■ Action item ■
Show every line in the entries below where the word "main" appears.

■ Records supplied ■
------------------------------------------------

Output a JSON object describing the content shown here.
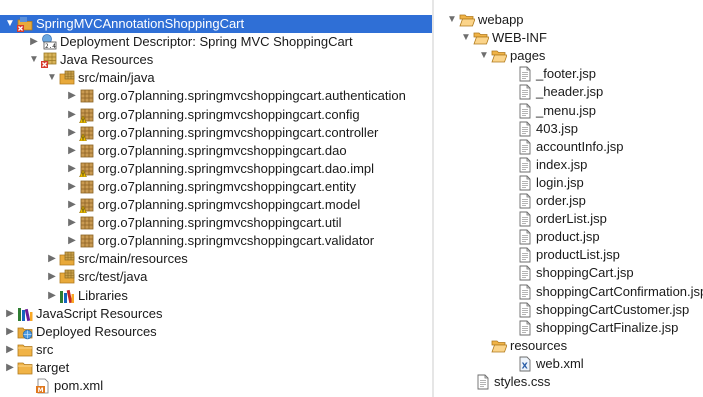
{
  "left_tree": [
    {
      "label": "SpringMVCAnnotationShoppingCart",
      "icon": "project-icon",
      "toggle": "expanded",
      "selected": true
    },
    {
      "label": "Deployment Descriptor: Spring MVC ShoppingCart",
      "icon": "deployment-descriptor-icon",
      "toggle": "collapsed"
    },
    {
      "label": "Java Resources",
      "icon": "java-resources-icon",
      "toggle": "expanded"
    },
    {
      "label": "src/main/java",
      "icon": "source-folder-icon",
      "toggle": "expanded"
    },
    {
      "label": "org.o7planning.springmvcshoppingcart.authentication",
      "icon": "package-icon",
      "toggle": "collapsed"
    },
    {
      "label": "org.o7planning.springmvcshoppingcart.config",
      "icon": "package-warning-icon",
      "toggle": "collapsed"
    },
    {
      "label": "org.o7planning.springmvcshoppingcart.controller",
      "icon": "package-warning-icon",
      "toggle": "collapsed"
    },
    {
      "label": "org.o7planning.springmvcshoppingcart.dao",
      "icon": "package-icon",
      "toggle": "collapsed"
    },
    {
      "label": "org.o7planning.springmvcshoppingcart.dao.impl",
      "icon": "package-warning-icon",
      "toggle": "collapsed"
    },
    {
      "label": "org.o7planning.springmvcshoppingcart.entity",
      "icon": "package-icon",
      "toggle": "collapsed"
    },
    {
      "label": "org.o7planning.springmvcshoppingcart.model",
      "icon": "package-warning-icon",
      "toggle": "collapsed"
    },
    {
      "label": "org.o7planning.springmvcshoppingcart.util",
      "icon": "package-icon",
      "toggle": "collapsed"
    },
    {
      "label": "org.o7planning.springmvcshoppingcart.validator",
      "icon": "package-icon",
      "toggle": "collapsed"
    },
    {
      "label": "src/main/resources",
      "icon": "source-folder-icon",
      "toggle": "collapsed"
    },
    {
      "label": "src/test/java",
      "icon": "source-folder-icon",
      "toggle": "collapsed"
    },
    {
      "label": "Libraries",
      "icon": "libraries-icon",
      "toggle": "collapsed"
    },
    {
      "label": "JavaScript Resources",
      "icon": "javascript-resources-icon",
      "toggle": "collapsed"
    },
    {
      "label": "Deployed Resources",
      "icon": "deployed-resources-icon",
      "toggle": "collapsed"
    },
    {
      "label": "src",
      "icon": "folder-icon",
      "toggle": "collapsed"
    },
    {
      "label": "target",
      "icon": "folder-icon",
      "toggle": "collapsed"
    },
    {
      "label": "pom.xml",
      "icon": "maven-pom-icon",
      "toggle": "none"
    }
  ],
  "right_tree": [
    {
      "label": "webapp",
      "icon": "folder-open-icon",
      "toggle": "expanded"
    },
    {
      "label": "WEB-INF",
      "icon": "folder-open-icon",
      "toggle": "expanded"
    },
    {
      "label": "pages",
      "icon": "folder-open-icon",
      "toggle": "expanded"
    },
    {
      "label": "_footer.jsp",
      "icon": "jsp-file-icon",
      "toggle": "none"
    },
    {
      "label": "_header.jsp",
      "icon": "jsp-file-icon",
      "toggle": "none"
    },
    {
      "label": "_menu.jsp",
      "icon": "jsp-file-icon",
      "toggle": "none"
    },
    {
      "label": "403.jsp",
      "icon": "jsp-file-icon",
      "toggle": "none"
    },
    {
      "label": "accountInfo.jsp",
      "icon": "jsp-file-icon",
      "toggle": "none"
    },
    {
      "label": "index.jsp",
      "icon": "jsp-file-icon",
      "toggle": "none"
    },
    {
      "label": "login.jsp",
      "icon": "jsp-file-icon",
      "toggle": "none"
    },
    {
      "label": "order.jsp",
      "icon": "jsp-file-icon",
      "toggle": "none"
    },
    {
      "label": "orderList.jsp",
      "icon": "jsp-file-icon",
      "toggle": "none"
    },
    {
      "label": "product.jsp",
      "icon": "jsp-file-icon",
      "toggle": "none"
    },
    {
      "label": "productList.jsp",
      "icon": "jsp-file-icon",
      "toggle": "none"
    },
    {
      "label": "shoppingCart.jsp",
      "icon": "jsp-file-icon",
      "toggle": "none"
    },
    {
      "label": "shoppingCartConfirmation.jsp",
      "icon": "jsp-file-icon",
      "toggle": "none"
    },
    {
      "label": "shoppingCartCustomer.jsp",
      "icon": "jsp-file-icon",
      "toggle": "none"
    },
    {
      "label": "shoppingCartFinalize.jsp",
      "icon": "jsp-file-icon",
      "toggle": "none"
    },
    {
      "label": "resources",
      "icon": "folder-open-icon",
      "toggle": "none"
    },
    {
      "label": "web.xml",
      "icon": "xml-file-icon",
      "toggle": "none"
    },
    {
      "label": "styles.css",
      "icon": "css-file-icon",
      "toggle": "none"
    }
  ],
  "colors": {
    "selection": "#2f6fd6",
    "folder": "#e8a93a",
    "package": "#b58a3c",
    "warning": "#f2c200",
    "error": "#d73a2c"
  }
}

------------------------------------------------

■ Finished exercise ■
      "label": "src/main/java",
      "label": "src/main/resources",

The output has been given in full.